» **WHAT YOU SHOULD DO**: This exercise asks for the entries below to be printed exactly.

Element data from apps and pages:
•••••
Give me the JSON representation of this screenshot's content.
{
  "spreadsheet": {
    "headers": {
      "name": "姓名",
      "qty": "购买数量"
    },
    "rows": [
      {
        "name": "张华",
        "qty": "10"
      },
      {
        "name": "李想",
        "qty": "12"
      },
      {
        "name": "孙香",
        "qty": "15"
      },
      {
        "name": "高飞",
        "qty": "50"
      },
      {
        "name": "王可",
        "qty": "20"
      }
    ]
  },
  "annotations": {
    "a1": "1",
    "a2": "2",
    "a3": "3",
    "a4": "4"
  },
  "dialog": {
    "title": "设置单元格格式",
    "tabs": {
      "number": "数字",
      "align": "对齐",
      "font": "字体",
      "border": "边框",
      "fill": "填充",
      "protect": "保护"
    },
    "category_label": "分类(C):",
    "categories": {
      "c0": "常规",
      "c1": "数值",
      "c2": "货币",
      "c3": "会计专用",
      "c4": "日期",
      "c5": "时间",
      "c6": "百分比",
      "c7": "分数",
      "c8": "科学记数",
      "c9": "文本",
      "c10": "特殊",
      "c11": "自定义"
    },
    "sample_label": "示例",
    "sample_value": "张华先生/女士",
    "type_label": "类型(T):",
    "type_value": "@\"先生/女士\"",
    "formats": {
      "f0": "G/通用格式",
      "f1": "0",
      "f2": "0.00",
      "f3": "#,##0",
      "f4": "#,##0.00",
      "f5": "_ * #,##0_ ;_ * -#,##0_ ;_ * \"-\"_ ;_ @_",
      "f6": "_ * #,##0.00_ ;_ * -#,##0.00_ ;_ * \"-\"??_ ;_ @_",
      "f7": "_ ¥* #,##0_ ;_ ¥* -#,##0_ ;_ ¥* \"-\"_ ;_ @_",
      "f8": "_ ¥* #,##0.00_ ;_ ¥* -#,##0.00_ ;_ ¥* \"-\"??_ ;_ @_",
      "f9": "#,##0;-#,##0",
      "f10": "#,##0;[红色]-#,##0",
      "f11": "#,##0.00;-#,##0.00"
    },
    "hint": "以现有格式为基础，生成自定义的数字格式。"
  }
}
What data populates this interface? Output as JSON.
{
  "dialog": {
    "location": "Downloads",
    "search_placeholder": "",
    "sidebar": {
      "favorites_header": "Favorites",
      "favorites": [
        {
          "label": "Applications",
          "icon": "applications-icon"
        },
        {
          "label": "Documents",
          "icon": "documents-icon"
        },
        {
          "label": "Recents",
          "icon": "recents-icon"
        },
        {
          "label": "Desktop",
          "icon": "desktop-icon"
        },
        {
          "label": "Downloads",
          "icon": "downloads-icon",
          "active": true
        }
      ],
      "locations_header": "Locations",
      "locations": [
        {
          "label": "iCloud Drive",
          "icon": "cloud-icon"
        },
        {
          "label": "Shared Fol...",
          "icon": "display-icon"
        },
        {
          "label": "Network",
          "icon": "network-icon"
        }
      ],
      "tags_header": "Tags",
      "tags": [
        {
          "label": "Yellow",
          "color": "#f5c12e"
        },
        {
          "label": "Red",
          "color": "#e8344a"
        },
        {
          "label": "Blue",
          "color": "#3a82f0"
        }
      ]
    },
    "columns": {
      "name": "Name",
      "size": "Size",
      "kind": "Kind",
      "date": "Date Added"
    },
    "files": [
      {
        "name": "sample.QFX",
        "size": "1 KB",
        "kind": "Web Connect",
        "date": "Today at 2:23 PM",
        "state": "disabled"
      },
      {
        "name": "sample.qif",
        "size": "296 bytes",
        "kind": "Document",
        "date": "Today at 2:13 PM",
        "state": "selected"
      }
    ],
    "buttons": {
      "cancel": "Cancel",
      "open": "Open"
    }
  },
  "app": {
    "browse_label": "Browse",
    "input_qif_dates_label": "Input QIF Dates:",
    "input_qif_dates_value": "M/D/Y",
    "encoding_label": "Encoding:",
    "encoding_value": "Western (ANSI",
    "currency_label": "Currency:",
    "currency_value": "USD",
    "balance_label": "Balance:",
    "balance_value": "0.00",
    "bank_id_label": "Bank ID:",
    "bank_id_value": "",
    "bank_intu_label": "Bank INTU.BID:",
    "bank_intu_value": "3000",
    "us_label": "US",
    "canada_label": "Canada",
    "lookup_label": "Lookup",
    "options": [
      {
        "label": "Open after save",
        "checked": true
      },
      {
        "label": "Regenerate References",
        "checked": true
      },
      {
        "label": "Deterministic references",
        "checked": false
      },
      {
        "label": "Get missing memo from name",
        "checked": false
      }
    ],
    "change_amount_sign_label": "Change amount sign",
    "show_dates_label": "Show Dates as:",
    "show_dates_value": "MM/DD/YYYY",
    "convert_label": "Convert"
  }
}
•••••
» **ANSWER TO THIS EXERCISE**:
Give me the JSON representation of this screenshot's content.
{
  "spreadsheet": {
    "headers": {
      "name": "姓名",
      "qty": "购买数量"
    },
    "rows": [
      {
        "name": "张华",
        "qty": "10"
      },
      {
        "name": "李想",
        "qty": "12"
      },
      {
        "name": "孙香",
        "qty": "15"
      },
      {
        "name": "高飞",
        "qty": "50"
      },
      {
        "name": "王可",
        "qty": "20"
      }
    ]
  },
  "annotations": {
    "a1": "1",
    "a2": "2",
    "a3": "3",
    "a4": "4"
  },
  "dialog": {
    "title": "设置单元格格式",
    "tabs": {
      "number": "数字",
      "align": "对齐",
      "font": "字体",
      "border": "边框",
      "fill": "填充",
      "protect": "保护"
    },
    "category_label": "分类(C):",
    "categories": {
      "c0": "常规",
      "c1": "数值",
      "c2": "货币",
      "c3": "会计专用",
      "c4": "日期",
      "c5": "时间",
      "c6": "百分比",
      "c7": "分数",
      "c8": "科学记数",
      "c9": "文本",
      "c10": "特殊",
      "c11": "自定义"
    },
    "sample_label": "示例",
    "sample_value": "张华先生/女士",
    "type_label": "类型(T):",
    "type_value": "@\"先生/女士\"",
    "formats": {
      "f0": "G/通用格式",
      "f1": "0",
      "f2": "0.00",
      "f3": "#,##0",
      "f4": "#,##0.00",
      "f5": "_ * #,##0_ ;_ * -#,##0_ ;_ * \"-\"_ ;_ @_",
      "f6": "_ * #,##0.00_ ;_ * -#,##0.00_ ;_ * \"-\"??_ ;_ @_",
      "f7": "_ ¥* #,##0_ ;_ ¥* -#,##0_ ;_ ¥* \"-\"_ ;_ @_",
      "f8": "_ ¥* #,##0.00_ ;_ ¥* -#,##0.00_ ;_ ¥* \"-\"??_ ;_ @_",
      "f9": "#,##0;-#,##0",
      "f10": "#,##0;[红色]-#,##0",
      "f11": "#,##0.00;-#,##0.00"
    },
    "hint": "以现有格式为基础，生成自定义的数字格式。"
  }
}
What data populates this interface? Output as JSON.
{
  "dialog": {
    "location": "Downloads",
    "search_placeholder": "",
    "sidebar": {
      "favorites_header": "Favorites",
      "favorites": [
        {
          "label": "Applications",
          "icon": "applications-icon"
        },
        {
          "label": "Documents",
          "icon": "documents-icon"
        },
        {
          "label": "Recents",
          "icon": "recents-icon"
        },
        {
          "label": "Desktop",
          "icon": "desktop-icon"
        },
        {
          "label": "Downloads",
          "icon": "downloads-icon",
          "active": true
        }
      ],
      "locations_header": "Locations",
      "locations": [
        {
          "label": "iCloud Drive",
          "icon": "cloud-icon"
        },
        {
          "label": "Shared Fol...",
          "icon": "display-icon"
        },
        {
          "label": "Network",
          "icon": "network-icon"
        }
      ],
      "tags_header": "Tags",
      "tags": [
        {
          "label": "Yellow",
          "color": "#f5c12e"
        },
        {
          "label": "Red",
          "color": "#e8344a"
        },
        {
          "label": "Blue",
          "color": "#3a82f0"
        }
      ]
    },
    "columns": {
      "name": "Name",
      "size": "Size",
      "kind": "Kind",
      "date": "Date Added"
    },
    "files": [
      {
        "name": "sample.QFX",
        "size": "1 KB",
        "kind": "Web Connect",
        "date": "Today at 2:23 PM",
        "state": "disabled"
      },
      {
        "name": "sample.qif",
        "size": "296 bytes",
        "kind": "Document",
        "date": "Today at 2:13 PM",
        "state": "selected"
      }
    ],
    "buttons": {
      "cancel": "Cancel",
      "open": "Open"
    }
  },
  "app": {
    "browse_label": "Browse",
    "input_qif_dates_label": "Input QIF Dates:",
    "input_qif_dates_value": "M/D/Y",
    "encoding_label": "Encoding:",
    "encoding_value": "Western (ANSI",
    "currency_label": "Currency:",
    "currency_value": "USD",
    "balance_label": "Balance:",
    "balance_value": "0.00",
    "bank_id_label": "Bank ID:",
    "bank_id_value": "",
    "bank_intu_label": "Bank INTU.BID:",
    "bank_intu_value": "3000",
    "us_label": "US",
    "canada_label": "Canada",
    "lookup_label": "Lookup",
    "options": [
      {
        "label": "Open after save",
        "checked": true
      },
      {
        "label": "Regenerate References",
        "checked": true
      },
      {
        "label": "Deterministic references",
        "checked": false
      },
      {
        "label": "Get missing memo from name",
        "checked": false
      }
    ],
    "change_amount_sign_label": "Change amount sign",
    "show_dates_label": "Show Dates as:",
    "show_dates_value": "MM/DD/YYYY",
    "convert_label": "Convert"
  }
}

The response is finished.